Print every entry below again. Nothing may differ from the original.

=====

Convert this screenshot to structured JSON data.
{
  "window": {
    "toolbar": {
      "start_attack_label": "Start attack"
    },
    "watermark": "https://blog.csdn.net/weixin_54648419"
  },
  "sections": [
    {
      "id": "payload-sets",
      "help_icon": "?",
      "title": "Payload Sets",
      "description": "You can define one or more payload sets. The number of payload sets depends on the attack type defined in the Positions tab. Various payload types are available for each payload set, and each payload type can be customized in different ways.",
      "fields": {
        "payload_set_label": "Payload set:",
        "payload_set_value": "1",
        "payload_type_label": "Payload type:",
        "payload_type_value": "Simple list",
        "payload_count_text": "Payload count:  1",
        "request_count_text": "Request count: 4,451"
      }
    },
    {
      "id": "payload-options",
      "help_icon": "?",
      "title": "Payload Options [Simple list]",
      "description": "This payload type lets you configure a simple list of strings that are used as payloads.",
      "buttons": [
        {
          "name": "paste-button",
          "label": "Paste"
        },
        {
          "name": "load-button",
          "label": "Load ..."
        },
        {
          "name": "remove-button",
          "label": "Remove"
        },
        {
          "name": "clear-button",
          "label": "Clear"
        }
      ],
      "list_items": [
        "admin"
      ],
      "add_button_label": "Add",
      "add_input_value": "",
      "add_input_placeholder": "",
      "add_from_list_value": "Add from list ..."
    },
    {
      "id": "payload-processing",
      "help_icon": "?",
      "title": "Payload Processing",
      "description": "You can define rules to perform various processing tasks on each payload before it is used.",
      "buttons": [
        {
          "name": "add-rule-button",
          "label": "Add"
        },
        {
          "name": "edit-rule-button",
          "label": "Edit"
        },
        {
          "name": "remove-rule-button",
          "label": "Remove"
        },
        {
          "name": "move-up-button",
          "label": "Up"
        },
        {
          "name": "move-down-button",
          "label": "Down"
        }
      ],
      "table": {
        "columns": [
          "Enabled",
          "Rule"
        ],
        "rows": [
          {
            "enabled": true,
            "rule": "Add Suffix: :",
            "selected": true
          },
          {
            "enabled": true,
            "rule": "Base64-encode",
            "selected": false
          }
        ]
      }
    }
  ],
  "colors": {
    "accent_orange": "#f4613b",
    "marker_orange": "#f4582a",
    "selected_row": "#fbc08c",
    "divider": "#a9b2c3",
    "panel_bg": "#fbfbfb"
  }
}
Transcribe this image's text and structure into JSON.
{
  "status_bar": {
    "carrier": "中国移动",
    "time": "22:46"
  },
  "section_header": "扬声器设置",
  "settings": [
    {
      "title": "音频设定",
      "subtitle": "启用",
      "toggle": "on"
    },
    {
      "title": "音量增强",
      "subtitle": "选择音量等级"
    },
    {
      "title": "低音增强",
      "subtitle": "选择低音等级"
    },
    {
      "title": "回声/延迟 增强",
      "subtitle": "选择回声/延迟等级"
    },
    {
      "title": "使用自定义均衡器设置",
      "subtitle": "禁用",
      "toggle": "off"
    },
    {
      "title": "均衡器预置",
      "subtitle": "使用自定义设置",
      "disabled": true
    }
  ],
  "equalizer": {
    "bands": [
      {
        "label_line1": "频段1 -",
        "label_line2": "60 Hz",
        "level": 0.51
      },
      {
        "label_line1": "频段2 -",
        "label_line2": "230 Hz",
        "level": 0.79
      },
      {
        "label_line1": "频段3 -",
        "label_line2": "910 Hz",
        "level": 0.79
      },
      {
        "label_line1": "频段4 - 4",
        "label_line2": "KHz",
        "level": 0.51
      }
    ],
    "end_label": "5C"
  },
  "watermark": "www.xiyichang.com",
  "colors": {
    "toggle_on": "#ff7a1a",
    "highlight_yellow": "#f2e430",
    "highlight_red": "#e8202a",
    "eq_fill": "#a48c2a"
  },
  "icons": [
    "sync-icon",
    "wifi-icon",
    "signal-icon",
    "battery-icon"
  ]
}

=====

**Solved problem**
Convert this screenshot to structured JSON data.
{
  "window": {
    "toolbar": {
      "start_attack_label": "Start attack"
    },
    "watermark": "https://blog.csdn.net/weixin_54648419"
  },
  "sections": [
    {
      "id": "payload-sets",
      "help_icon": "?",
      "title": "Payload Sets",
      "description": "You can define one or more payload sets. The number of payload sets depends on the attack type defined in the Positions tab. Various payload types are available for each payload set, and each payload type can be customized in different ways.",
      "fields": {
        "payload_set_label": "Payload set:",
        "payload_set_value": "1",
        "payload_type_label": "Payload type:",
        "payload_type_value": "Simple list",
        "payload_count_text": "Payload count:  1",
        "request_count_text": "Request count: 4,451"
      }
    },
    {
      "id": "payload-options",
      "help_icon": "?",
      "title": "Payload Options [Simple list]",
      "description": "This payload type lets you configure a simple list of strings that are used as payloads.",
      "buttons": [
        {
          "name": "paste-button",
          "label": "Paste"
        },
        {
          "name": "load-button",
          "label": "Load ..."
        },
        {
          "name": "remove-button",
          "label": "Remove"
        },
        {
          "name": "clear-button",
          "label": "Clear"
        }
      ],
      "list_items": [
        "admin"
      ],
      "add_button_label": "Add",
      "add_input_value": "",
      "add_input_placeholder": "",
      "add_from_list_value": "Add from list ..."
    },
    {
      "id": "payload-processing",
      "help_icon": "?",
      "title": "Payload Processing",
      "description": "You can define rules to perform various processing tasks on each payload before it is used.",
      "buttons": [
        {
          "name": "add-rule-button",
          "label": "Add"
        },
        {
          "name": "edit-rule-button",
          "label": "Edit"
        },
        {
          "name": "remove-rule-button",
          "label": "Remove"
        },
        {
          "name": "move-up-button",
          "label": "Up"
        },
        {
          "name": "move-down-button",
          "label": "Down"
        }
      ],
      "table": {
        "columns": [
          "Enabled",
          "Rule"
        ],
        "rows": [
          {
            "enabled": true,
            "rule": "Add Suffix: :",
            "selected": true
          },
          {
            "enabled": true,
            "rule": "Base64-encode",
            "selected": false
          }
        ]
      }
    }
  ],
  "colors": {
    "accent_orange": "#f4613b",
    "marker_orange": "#f4582a",
    "selected_row": "#fbc08c",
    "divider": "#a9b2c3",
    "panel_bg": "#fbfbfb"
  }
}
Transcribe this image's text and structure into JSON.
{
  "status_bar": {
    "carrier": "中国移动",
    "time": "22:46"
  },
  "section_header": "扬声器设置",
  "settings": [
    {
      "title": "音频设定",
      "subtitle": "启用",
      "toggle": "on"
    },
    {
      "title": "音量增强",
      "subtitle": "选择音量等级"
    },
    {
      "title": "低音增强",
      "subtitle": "选择低音等级"
    },
    {
      "title": "回声/延迟 增强",
      "subtitle": "选择回声/延迟等级"
    },
    {
      "title": "使用自定义均衡器设置",
      "subtitle": "禁用",
      "toggle": "off"
    },
    {
      "title": "均衡器预置",
      "subtitle": "使用自定义设置",
      "disabled": true
    }
  ],
  "equalizer": {
    "bands": [
      {
        "label_line1": "频段1 -",
        "label_line2": "60 Hz",
        "level": 0.51
      },
      {
        "label_line1": "频段2 -",
        "label_line2": "230 Hz",
        "level": 0.79
      },
      {
        "label_line1": "频段3 -",
        "label_line2": "910 Hz",
        "level": 0.79
      },
      {
        "label_line1": "频段4 - 4",
        "label_line2": "KHz",
        "level": 0.51
      }
    ],
    "end_label": "5C"
  },
  "watermark": "www.xiyichang.com",
  "colors": {
    "toggle_on": "#ff7a1a",
    "highlight_yellow": "#f2e430",
    "highlight_red": "#e8202a",
    "eq_fill": "#a48c2a"
  },
  "icons": [
    "sync-icon",
    "wifi-icon",
    "signal-icon",
    "battery-icon"
  ]
}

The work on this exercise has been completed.